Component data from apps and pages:
****************

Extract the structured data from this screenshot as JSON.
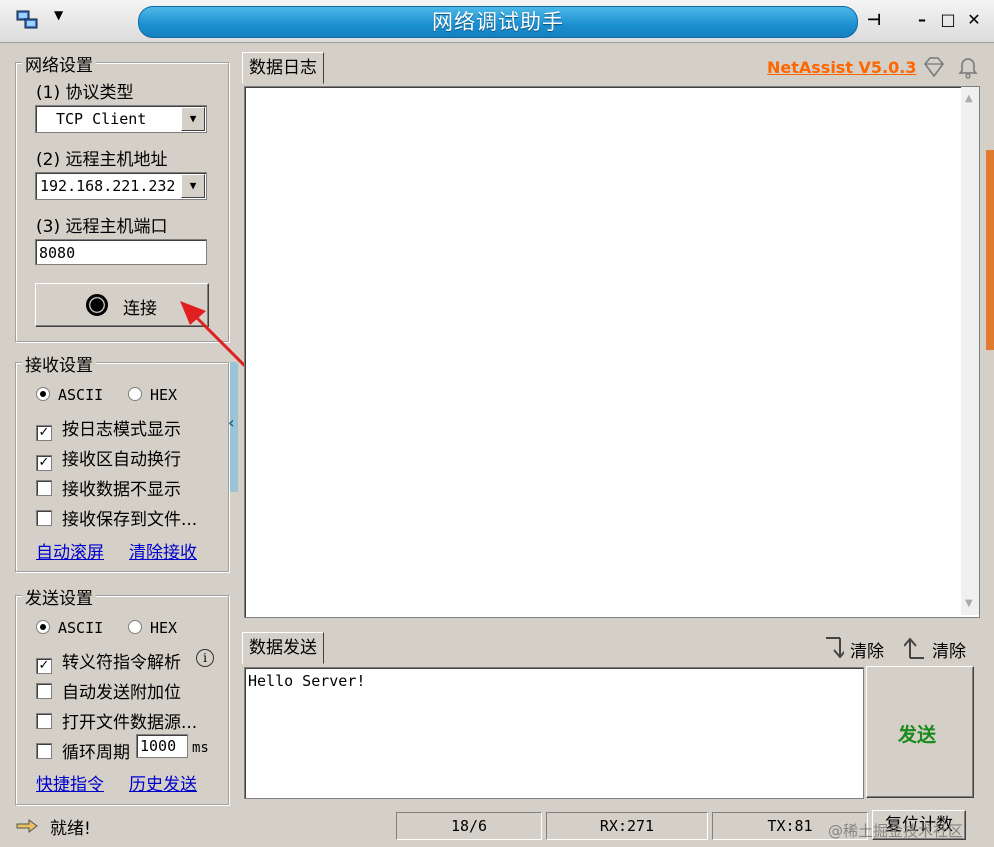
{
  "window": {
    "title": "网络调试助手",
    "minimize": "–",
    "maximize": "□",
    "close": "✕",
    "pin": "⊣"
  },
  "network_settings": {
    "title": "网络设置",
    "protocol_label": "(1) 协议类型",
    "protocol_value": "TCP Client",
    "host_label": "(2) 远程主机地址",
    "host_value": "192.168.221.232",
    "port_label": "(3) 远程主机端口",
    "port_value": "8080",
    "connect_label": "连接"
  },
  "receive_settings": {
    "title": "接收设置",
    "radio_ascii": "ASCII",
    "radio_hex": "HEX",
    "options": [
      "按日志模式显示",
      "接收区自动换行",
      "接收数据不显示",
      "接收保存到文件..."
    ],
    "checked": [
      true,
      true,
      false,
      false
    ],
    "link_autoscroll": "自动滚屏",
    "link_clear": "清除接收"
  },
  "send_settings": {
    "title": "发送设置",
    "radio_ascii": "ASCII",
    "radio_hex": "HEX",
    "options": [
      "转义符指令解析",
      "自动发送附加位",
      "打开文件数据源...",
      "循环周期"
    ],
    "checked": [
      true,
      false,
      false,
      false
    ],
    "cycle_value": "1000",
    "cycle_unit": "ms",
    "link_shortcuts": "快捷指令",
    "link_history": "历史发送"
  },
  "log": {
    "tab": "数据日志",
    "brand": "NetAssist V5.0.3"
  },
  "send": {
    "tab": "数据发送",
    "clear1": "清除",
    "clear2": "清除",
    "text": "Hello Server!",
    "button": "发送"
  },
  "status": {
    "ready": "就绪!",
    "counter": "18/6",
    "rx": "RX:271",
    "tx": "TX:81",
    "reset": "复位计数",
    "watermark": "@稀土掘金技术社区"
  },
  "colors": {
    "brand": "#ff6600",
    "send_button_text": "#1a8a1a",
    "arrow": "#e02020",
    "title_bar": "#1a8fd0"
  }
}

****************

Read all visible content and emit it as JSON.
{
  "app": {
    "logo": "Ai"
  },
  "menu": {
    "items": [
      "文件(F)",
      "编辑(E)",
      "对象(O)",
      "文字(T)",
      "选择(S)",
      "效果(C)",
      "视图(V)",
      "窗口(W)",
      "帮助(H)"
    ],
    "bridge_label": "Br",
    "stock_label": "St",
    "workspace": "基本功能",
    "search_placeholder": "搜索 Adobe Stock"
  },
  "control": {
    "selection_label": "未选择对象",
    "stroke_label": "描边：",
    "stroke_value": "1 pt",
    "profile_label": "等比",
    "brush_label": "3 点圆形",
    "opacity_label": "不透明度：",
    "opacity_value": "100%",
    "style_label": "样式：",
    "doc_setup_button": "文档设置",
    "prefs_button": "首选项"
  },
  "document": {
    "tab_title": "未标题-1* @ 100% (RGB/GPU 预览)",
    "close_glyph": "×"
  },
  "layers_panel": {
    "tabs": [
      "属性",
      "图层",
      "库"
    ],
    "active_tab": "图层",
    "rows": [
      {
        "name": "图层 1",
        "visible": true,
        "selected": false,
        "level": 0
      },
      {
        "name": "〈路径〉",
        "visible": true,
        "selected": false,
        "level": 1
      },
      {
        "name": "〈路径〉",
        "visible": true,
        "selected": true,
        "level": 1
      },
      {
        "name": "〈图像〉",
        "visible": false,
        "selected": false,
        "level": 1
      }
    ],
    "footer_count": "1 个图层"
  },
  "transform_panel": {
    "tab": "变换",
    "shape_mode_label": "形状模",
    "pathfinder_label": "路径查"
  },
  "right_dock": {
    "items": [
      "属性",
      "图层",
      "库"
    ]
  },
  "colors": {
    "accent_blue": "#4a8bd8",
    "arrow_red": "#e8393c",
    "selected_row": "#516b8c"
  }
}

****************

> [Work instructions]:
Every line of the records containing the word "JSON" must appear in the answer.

> [Task response]:
Extract the structured data from this screenshot as JSON.
Read all visible content and emit it as JSON.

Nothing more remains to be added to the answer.